Posted at 11:29 AM, Oct 05, 2020
and last updated 2020-10-05 13:29:45-04

SALT LAKE CITY — Intermountain Healthcare’s plan to build the nation’s model health system for children has received more than $100 million in gifts from community leaders so far, according to a new release distributed Monday.

The money is helping to accelerate efforts to expand the clinical expertise of Intermountain Primary Children’s Hospital to address the critical needs of kids throughout the Intermountain West.

In January, Intermountain announced plans to create the national model for children’s health.

The gifts include one of $50 million from Utah businesswoman, civic leader, and philanthropist Gail Miller and the Miller family, which was announced in January.

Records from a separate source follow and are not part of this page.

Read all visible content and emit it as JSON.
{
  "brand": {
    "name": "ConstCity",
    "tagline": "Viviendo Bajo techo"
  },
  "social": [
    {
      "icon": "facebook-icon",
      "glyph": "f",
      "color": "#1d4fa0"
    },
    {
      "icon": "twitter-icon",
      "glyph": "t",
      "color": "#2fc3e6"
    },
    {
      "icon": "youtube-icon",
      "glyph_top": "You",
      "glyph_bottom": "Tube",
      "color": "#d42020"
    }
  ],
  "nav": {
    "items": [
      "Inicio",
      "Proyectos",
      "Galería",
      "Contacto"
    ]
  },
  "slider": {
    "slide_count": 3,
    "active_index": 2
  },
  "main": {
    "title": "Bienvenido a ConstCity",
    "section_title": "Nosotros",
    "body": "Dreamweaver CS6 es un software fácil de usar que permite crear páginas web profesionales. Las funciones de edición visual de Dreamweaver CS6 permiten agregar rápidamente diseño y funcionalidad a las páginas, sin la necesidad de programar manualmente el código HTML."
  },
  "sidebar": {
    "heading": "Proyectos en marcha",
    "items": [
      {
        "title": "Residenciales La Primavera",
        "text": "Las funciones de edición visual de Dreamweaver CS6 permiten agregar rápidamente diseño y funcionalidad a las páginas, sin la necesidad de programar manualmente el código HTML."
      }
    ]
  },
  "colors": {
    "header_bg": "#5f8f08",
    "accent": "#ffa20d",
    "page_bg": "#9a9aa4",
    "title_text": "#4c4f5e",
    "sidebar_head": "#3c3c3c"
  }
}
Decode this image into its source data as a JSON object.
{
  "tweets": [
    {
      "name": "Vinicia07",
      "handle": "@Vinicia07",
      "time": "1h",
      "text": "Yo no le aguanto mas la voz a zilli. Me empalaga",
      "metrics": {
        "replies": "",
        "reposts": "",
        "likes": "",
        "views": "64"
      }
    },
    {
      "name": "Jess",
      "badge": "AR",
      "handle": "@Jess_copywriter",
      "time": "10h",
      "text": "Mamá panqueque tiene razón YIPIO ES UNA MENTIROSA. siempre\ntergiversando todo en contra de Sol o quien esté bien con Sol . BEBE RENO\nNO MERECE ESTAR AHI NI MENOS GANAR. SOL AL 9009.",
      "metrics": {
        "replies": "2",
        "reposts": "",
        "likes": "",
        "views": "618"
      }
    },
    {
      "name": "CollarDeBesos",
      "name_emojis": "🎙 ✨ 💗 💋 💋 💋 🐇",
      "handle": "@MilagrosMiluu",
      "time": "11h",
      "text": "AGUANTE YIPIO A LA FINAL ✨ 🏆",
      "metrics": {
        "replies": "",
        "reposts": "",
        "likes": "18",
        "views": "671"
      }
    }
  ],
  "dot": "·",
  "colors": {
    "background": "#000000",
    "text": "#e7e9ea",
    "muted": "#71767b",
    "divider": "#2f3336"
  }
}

The new model contains three areas of focus:

Strengthen Primary Children’s Hospital in Salt Lake City with:

  • Fetal surgery to repair birth defects in utero
  • Groundbreaking genetic research to provide customized treatments for each child
  • An expanded, modernized Newborn Intensive Care Unit (NICU)
  • An expanded cancer treatment center to provide children with revolutionary treatments in an ideal healing environment.

Address children’s emerging health needs by:

  • Enhancing services for young people suffering from depression, traumatic experiences, and other mental health conditions
  • Attending to environmental factors that negatively affect children’s lifelong health (racism, poverty, housing and food instability) while promoting stable, nurturing relationships
  • Ensuring kids with severe chronic health conditions have an opportunity to thrive as they become adults.

Extend care excellence across the Intermountain West by:

  • Building a fully integrated Pediatric Care Network that enhances Outreach clinics and TeleHealth, establishes an Emergency and Trauma Network, and standardizes best practices and protocols across the Intermountain Healthcare system
  • Bringing the power of Primary Children’s Hospital to Utah County with a second Primary Children’s Hospital campus in Lehi, Utah.

These ambitious goals will require an estimated $500 million which represents the largest commitment to the care and health of children throughout the Intermountain West since Primary Children’s was envisioned in the early 1900s.